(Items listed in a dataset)
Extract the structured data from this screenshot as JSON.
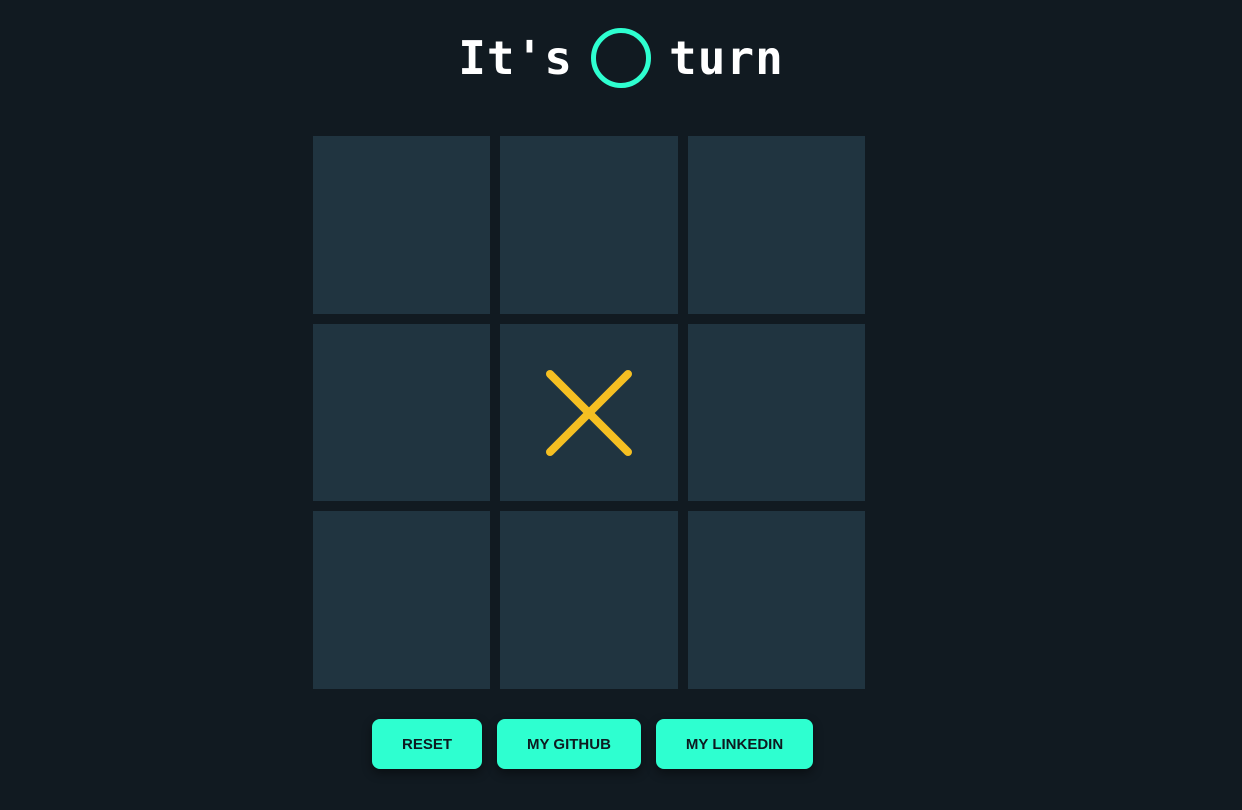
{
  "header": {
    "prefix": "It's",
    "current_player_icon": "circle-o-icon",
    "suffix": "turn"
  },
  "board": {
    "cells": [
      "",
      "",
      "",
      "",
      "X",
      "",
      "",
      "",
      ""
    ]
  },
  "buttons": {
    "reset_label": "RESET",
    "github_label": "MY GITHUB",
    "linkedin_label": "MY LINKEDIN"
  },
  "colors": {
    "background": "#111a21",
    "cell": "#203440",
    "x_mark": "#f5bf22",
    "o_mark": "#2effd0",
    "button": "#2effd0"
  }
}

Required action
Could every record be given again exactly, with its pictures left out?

Solution to the exercise
Extract the structured data from this screenshot as JSON.
{
  "header": {
    "prefix": "It's",
    "current_player_icon": "circle-o-icon",
    "suffix": "turn"
  },
  "board": {
    "cells": [
      "",
      "",
      "",
      "",
      "X",
      "",
      "",
      "",
      ""
    ]
  },
  "buttons": {
    "reset_label": "RESET",
    "github_label": "MY GITHUB",
    "linkedin_label": "MY LINKEDIN"
  },
  "colors": {
    "background": "#111a21",
    "cell": "#203440",
    "x_mark": "#f5bf22",
    "o_mark": "#2effd0",
    "button": "#2effd0"
  }
}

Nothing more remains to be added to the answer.